Rolling superconductor niobium nanomembranes into open tubes and helical microcoils allows for a new, highly correlated vortex dynamics regime that reveals a surprising (by a factor of 3) increase in a critical magnetic field for the beginning of vortex motion and a transition magnetic field between single- and many-vortex dynamic patterns in an open nanotube. The dynamics of superconducting vortices in the upper and lower half-cylinders are strongly correlated in symmetric pure open tubes. The presence of pinning centers or inhomogeneous currents, which lift the symmetry of half-cylinders with respect to reflection in the plane that includes the tube axis and the centerline of the slit, reduces those correlations. The renormalization of the magnetic field in tubes of finite thickness and the evolution of the scalar potentials described by the Poisson equation are included in the analysis.

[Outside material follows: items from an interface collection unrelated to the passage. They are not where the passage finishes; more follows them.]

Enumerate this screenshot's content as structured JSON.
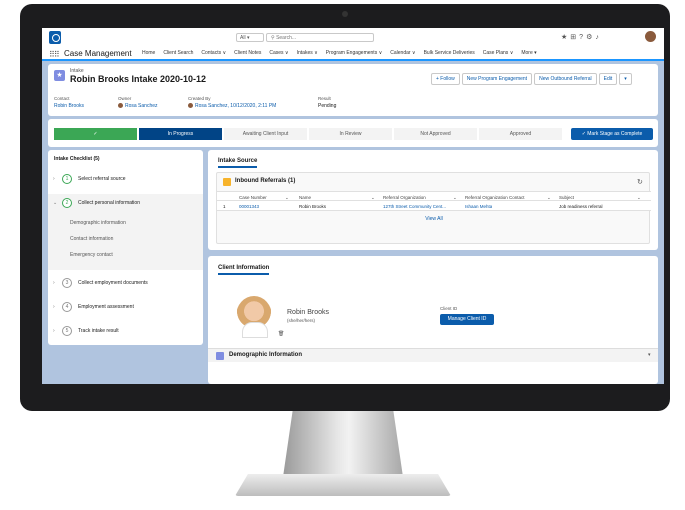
{
  "global": {
    "all_label": "All",
    "search_placeholder": "Search...",
    "app_name": "Case Management"
  },
  "nav": {
    "items": [
      "Home",
      "Client Search",
      "Contacts ∨",
      "Client Notes",
      "Cases ∨",
      "Intakes ∨",
      "Program Engagements ∨",
      "Calendar ∨",
      "Bulk Service Deliveries",
      "Case Plans ∨",
      "More ▾"
    ],
    "active_index": 5
  },
  "record": {
    "object_label": "Intake",
    "title": "Robin Brooks Intake 2020-10-12",
    "buttons": [
      "+ Follow",
      "New Program Engagement",
      "New Outbound Referral",
      "Edit"
    ],
    "fields": [
      {
        "label": "Contact",
        "value": "Robin Brooks"
      },
      {
        "label": "Owner",
        "value": "Rosa Sanchez"
      },
      {
        "label": "Created By",
        "value": "Rosa Sanchez, 10/12/2020, 2:11 PM"
      },
      {
        "label": "Result",
        "value": "Pending"
      }
    ]
  },
  "path": {
    "stages": [
      "✓",
      "In Progress",
      "Awaiting Client Input",
      "In Review",
      "Not Approved",
      "Approved"
    ],
    "mark_button": "✓ Mark Stage as Complete"
  },
  "checklist": {
    "title": "Intake Checklist (5)",
    "steps": [
      {
        "num": "1",
        "label": "Select referral source"
      },
      {
        "num": "2",
        "label": "Collect personal information"
      },
      {
        "num": "3",
        "label": "Collect employment documents"
      },
      {
        "num": "4",
        "label": "Employment assessment"
      },
      {
        "num": "5",
        "label": "Track intake result"
      }
    ],
    "substeps": [
      "Demographic information",
      "Contact information",
      "Emergency contact"
    ]
  },
  "intake_source": {
    "tab": "Intake Source",
    "related_title": "Inbound Referrals (1)",
    "columns": [
      "Case Number",
      "Name",
      "Referral Organization",
      "Referral Organization Contact",
      "Subject"
    ],
    "row": {
      "index": "1",
      "case_number": "00001343",
      "name": "Robin Brooks",
      "org": "127th Street Community Cent...",
      "contact": "Ishaan Mehta",
      "subject": "Job readiness referral"
    },
    "view_all": "View All"
  },
  "client": {
    "tab": "Client Information",
    "name": "Robin Brooks",
    "pronouns": "(she/her/hers)",
    "client_id_label": "Client ID",
    "manage_button": "Manage Client ID",
    "demographic_title": "Demographic Information"
  }
}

The voltage induced by the moving vortices in open microtubes is of the order of several mV. Open microtubes can serve as tunable superconducting vortex generators for fluxon-based information technologies. An inhomogeneous transport current, which is introduced through multiple electrodes in an open nanotube, leads to a controllable branching of the vortex nucleation period. The average number of vortices occurring in the tube per nanosecond can be effectively reduced by using the inhomogeneous transport current, which is important for noise and energy dissipation suppression in superconductor applications (e.g., for sensors operating at lower frequencies). For superconductor helical microcoils, the pattern and number of vortices in a stationary distribution are determined by their confinement to the ultrathin helical coil and can therefore be efficiently controlled by the helical geometry.